Ranking: Page 1 of the search results is a directory of websites that have met some of the requirements of the algorithm that has been applied to one search query.
I say “some requirements” because it is impossible for any webpage to optimize its pages perfectly so that they have met all the requirements of the algorithm for any given search query.
I want to make two points:
- Know that none of the webpages is a perfect example.
- Ranking on Page 1 does not mean that every webpage delivered on the same algorithmic signals the same way.
How to Be Least Imperfect
OK, so we know that no one website can ever be perfectly optimized and that you can learn a lot from every result on the first page.
The goal is to be the least imperfect compared to the competition.
Being the least imperfect means:
- You have optimized your website as much as you possibly can to make it easy for search engines to crawl and index it.
- Your site offers a good user experience with great content.

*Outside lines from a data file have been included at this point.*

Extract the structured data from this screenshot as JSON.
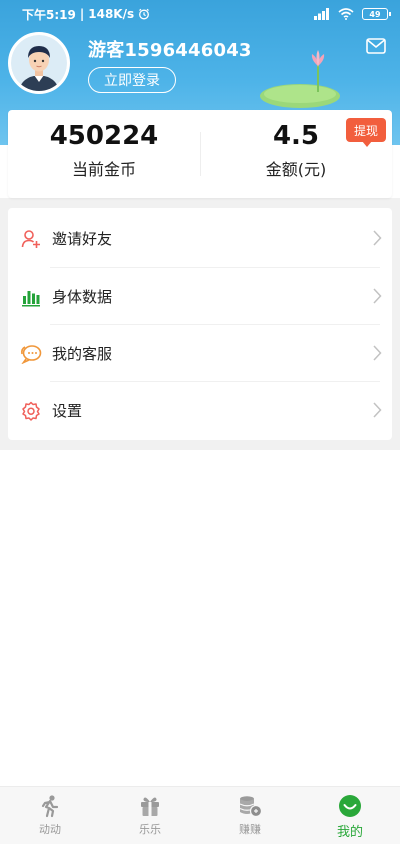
{
  "status_bar": {
    "time": "下午5:19",
    "speed": "148K/s",
    "battery": "49"
  },
  "profile": {
    "username": "游客1596446043",
    "login_label": "立即登录"
  },
  "balance": {
    "coins_value": "450224",
    "coins_label": "当前金币",
    "amount_value": "4.5",
    "amount_label": "金额(元)",
    "withdraw_label": "提现"
  },
  "menu": {
    "items": [
      {
        "label": "邀请好友",
        "icon": "invite-friend-icon"
      },
      {
        "label": "身体数据",
        "icon": "body-data-icon"
      },
      {
        "label": "我的客服",
        "icon": "customer-service-icon"
      },
      {
        "label": "设置",
        "icon": "settings-gear-icon"
      }
    ]
  },
  "bottom_nav": {
    "items": [
      {
        "label": "动动",
        "icon": "running-person-icon",
        "active": false
      },
      {
        "label": "乐乐",
        "icon": "gift-box-icon",
        "active": false
      },
      {
        "label": "赚赚",
        "icon": "coin-stack-icon",
        "active": false
      },
      {
        "label": "我的",
        "icon": "smiley-face-icon",
        "active": true
      }
    ]
  },
  "colors": {
    "header_blue": "#3aa3dc",
    "withdraw_red": "#f25e3d",
    "active_green": "#2aa83a",
    "bar_green": "#24a33a",
    "icon_orange": "#f0973a"
  }
}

- You have understood the competition for each query and implemented changes so that you are as good or better than them.
Of course, you will sometimes run into situations where beating the competition seems impossible – like when you are up against a giant.
But you will make decisions about your competitive strategy based on ongoing research, analysis, and wisdom.
For more, I suggest reading:
- How to Do Competitor Research for SEO
- How to Beat the Giants in the Search Results
- How to Adapt to SEO in a Zero-Click World
Remember this: Appearing on Page 1 anywhere is a win. If your site is on the first page, you’ve beaten millions of other results for a particular query.
At that point, you’re in the game. Now you can begin to tweak your website and SEO strategy so that your brand perhaps ranks higher or gets more attention in the search results.
And this will be based on the information that the whole SERP reveals.
Need help jumping to the front of the line? Sign up for a free consultation today to learn more about how to beat your competition with SEO.
FAQ: Should I focus on beating the organic listing just above us or aim to beat the No. 1 listing in search results?
The short answer is “neither.”
As part of your search engine results page (SERP) analysis, you must take an omnibus view. Competition resides throughout all results on Page 1. This omnibus view gives valuable insights from various sources and allows you to tailor your SEO strategy accordingly.
Consider that not all listings on a SERP are direct competitors of your website. Google’s direct answers, Wikipedia pages, or government websites could all serve varying functions that require different approaches if they’re to rank highly in search results. Analyze why these listings rank well and include pertinent elements in your website design.
Search results analysis is an effective way of uncovering vital information regarding user intent and search rankings. By closely inspecting SERP results, it’s possible to gain invaluable insight into which types of pages or content search engines find most pertinent to a given query. Use this valuable information to fine-tune your SEO strategy so that it satisfies both user expectations as well as search engine expectations.
Search engine optimization is nearly impossible to master, as no website can fulfill all algorithmic requirements. Take lessons from all SERP listings rather than focusing on just one to beat. Apply your knowledge gained to your SEO strategies so that your efforts match or surpass those of your competitors.
Focusing exclusively on organic listings directly above you or trying to reach the top spot is not the most effective way to optimize your SEO strategy; your results may not be optimal.
Instead, adopting a holistic strategy, analyzing SERP results, and continuously optimizing your website will help ensure high search engine rankings.
Remember — Appearing on Page 1 of SERP results should always be seen as a major achievement. Using the information gleaned from all SERP results can lead to continued success and should always be leveraged as part of that achievement.